Task item:
If a line below contains "this", count it. Report the final total and nothing more.

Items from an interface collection
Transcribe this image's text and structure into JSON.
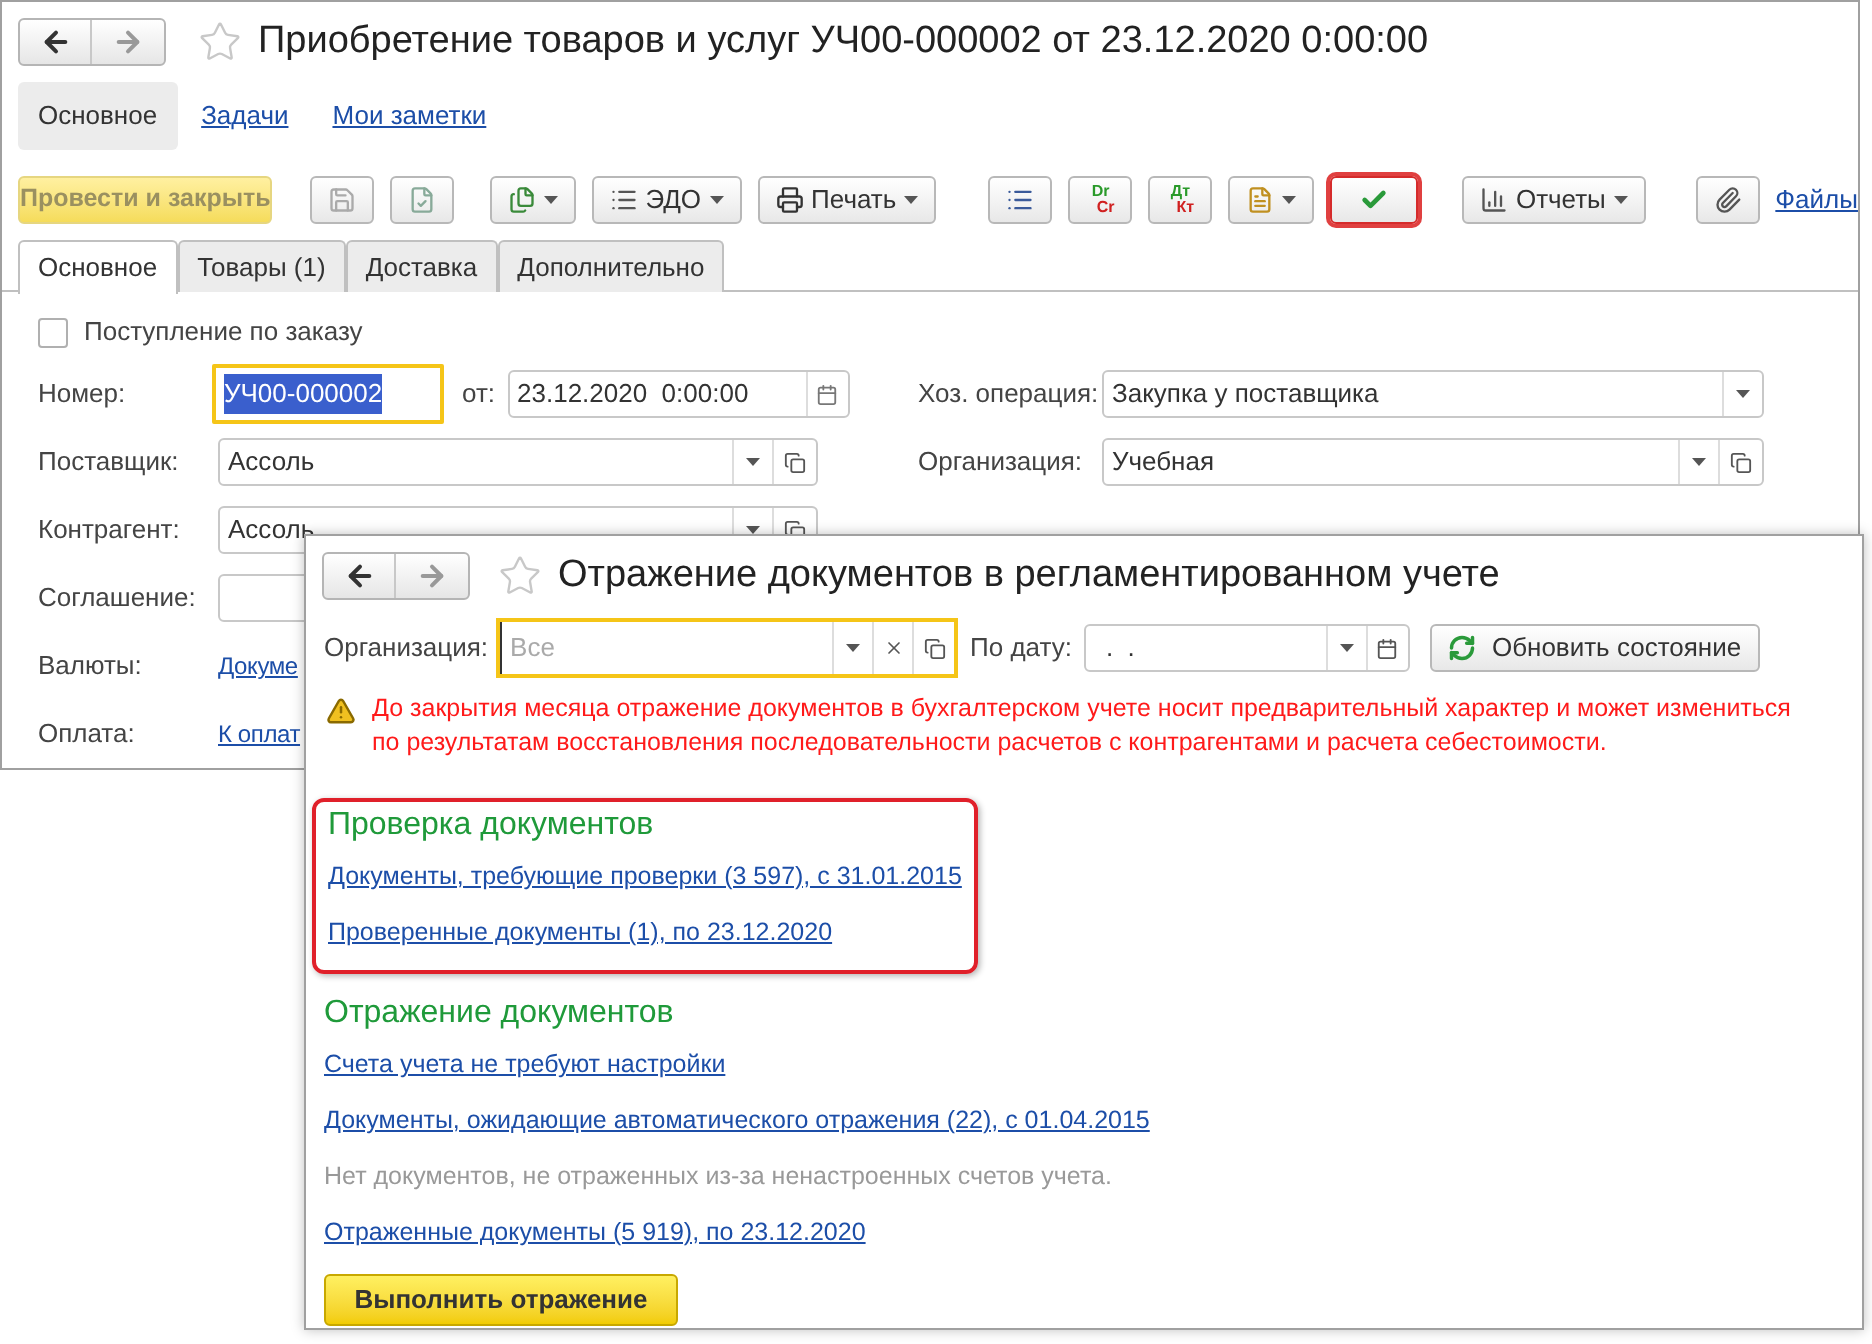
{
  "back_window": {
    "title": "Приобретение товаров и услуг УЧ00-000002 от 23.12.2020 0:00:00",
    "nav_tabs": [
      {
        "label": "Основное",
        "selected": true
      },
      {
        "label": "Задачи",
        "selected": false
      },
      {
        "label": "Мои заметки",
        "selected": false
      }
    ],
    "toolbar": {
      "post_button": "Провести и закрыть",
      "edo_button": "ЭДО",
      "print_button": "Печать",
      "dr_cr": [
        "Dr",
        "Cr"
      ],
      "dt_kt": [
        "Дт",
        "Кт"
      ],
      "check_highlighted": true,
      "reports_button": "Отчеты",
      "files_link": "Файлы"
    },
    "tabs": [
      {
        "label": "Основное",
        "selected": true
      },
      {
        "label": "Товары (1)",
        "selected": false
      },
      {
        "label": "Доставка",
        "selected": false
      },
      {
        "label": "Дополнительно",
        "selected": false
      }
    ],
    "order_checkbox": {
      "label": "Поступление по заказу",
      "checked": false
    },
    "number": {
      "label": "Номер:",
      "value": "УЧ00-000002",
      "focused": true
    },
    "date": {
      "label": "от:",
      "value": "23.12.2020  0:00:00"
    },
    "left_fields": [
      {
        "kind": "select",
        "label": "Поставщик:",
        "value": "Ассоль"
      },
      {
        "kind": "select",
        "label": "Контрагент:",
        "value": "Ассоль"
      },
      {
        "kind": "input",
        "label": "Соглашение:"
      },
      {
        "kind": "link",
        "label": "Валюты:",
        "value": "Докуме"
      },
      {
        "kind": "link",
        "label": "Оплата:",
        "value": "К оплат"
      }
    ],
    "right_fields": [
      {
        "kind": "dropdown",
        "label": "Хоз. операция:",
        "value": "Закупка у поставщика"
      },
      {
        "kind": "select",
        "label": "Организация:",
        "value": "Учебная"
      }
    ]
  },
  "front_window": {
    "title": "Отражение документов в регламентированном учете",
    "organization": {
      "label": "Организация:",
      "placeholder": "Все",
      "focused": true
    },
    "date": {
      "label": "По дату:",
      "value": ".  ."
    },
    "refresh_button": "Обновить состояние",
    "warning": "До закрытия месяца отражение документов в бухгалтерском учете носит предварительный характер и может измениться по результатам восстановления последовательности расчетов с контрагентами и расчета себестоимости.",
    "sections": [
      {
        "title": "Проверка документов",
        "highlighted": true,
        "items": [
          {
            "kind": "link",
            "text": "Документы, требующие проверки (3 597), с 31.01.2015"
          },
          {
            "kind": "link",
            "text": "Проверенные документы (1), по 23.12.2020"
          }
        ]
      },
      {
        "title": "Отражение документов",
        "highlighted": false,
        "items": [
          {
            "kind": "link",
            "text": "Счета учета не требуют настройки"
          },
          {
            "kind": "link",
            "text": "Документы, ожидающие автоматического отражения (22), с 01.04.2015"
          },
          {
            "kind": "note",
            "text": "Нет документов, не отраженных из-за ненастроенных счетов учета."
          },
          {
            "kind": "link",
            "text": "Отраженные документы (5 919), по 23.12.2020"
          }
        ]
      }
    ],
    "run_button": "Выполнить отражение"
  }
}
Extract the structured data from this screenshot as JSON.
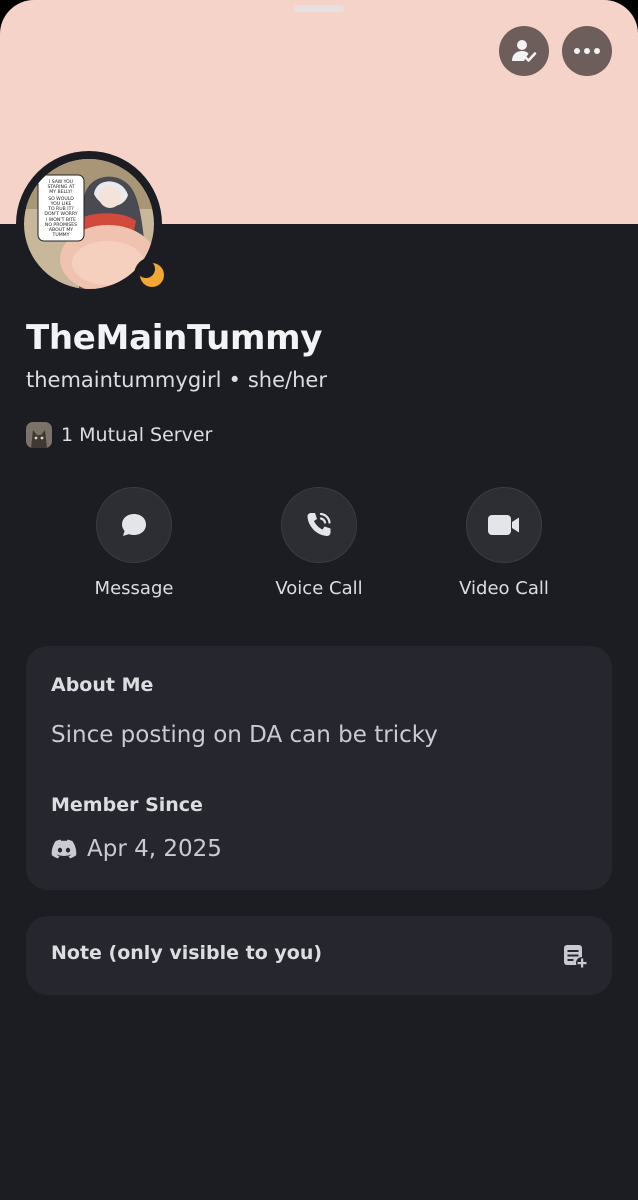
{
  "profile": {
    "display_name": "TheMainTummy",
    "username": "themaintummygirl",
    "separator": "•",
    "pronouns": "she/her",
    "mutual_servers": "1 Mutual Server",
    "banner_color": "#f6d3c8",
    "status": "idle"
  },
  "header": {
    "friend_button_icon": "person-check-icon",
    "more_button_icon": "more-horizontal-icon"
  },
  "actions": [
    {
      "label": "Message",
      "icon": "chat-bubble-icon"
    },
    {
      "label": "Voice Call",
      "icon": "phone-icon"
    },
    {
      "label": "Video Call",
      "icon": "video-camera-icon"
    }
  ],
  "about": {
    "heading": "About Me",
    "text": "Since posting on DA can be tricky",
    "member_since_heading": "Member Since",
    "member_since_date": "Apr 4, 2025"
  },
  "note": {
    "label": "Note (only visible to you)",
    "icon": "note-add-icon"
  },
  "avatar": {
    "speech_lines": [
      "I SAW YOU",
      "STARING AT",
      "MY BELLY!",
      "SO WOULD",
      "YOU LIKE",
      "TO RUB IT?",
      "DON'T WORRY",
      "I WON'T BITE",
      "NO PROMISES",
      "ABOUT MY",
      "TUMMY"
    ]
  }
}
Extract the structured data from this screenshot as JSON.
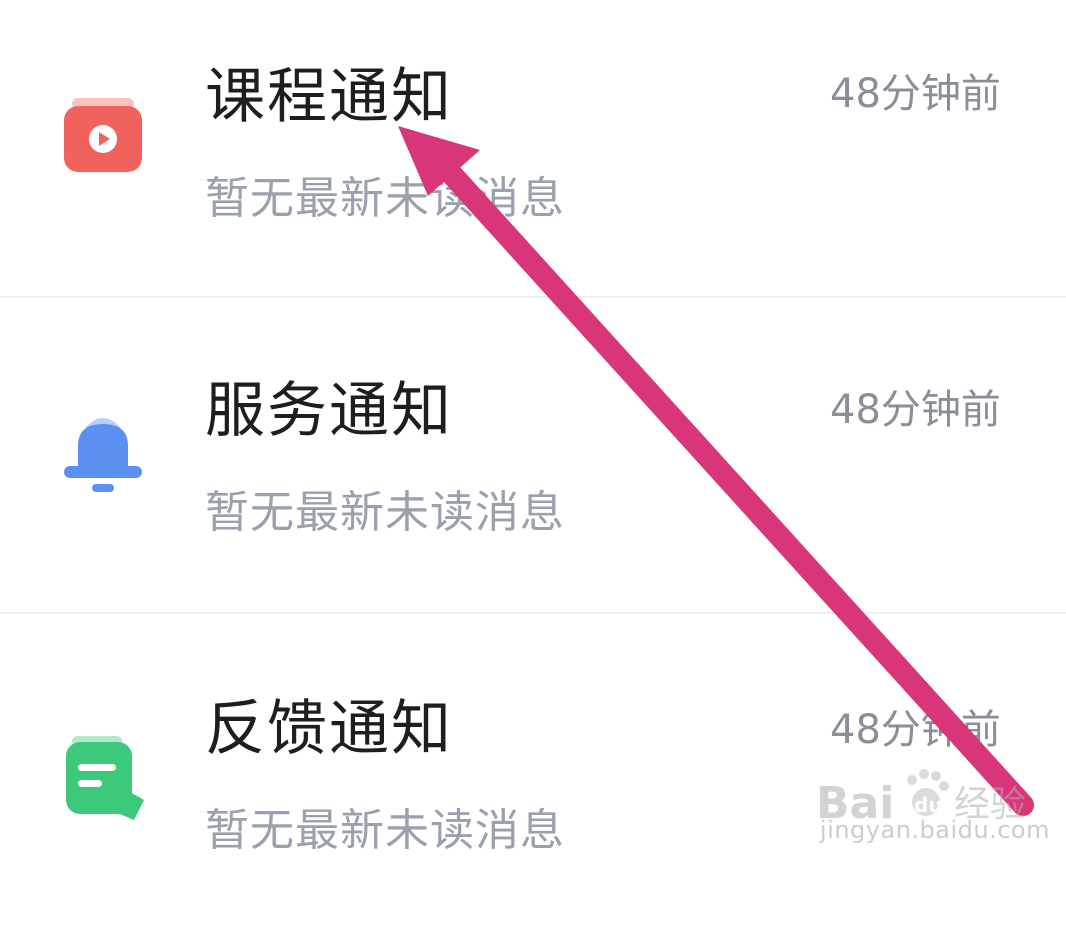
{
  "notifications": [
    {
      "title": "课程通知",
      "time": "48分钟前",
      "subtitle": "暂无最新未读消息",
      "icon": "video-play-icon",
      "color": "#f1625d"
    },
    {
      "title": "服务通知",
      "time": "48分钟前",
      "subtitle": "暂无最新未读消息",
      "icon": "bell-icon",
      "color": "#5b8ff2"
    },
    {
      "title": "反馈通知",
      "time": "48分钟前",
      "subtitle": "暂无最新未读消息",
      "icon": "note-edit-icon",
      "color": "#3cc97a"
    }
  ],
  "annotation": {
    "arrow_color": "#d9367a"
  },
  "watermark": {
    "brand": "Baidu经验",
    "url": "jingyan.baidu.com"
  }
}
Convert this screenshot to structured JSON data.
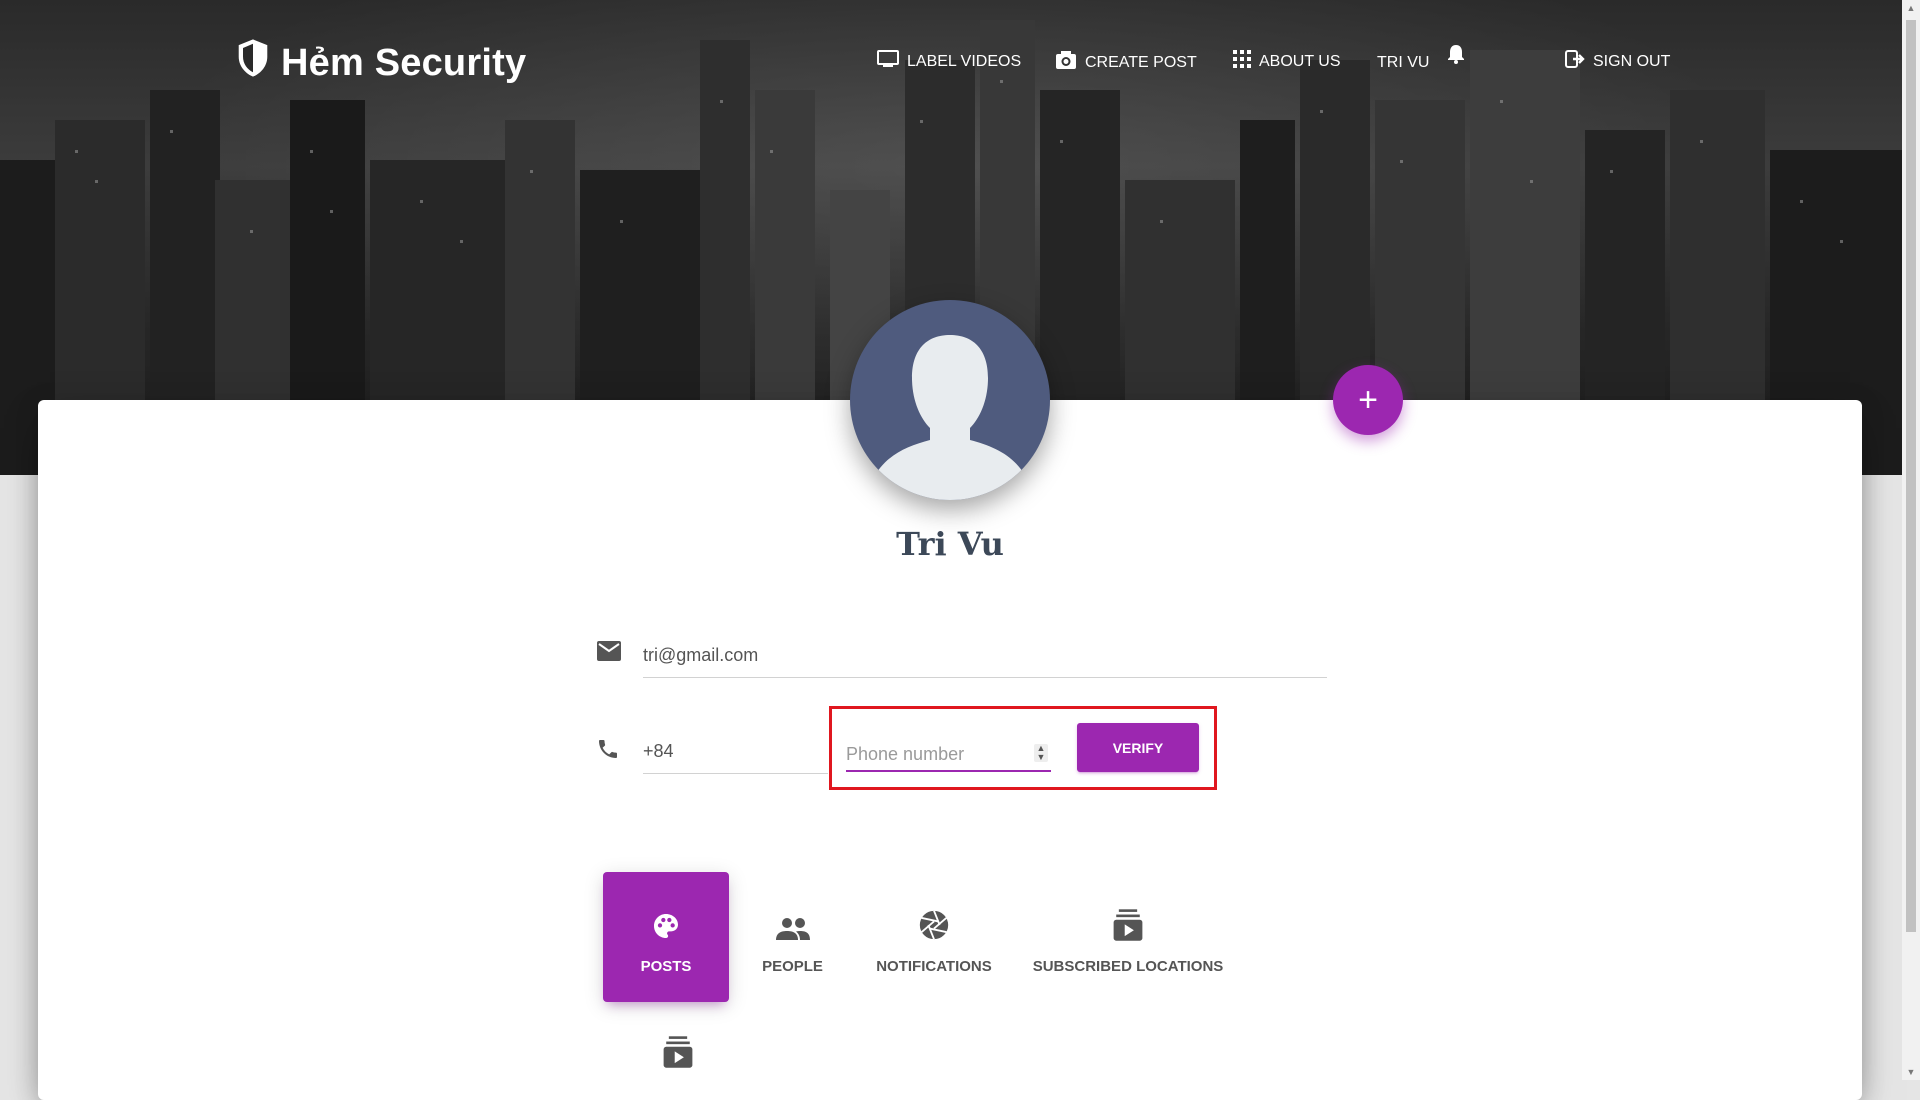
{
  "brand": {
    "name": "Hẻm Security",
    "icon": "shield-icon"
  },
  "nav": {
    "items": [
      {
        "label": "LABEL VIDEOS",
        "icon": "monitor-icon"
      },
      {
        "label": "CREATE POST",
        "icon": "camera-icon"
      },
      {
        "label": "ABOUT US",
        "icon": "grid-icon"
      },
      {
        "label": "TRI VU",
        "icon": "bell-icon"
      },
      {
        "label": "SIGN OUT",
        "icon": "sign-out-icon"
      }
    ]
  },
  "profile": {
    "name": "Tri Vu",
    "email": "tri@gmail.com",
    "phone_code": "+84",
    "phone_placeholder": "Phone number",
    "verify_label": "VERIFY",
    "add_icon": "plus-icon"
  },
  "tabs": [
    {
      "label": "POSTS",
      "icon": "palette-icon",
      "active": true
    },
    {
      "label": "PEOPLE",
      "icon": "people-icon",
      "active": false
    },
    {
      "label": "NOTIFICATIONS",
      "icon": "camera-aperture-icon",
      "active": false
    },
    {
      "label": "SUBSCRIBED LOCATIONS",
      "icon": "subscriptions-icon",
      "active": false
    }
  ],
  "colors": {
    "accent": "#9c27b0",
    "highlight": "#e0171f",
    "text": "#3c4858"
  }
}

Response area:
4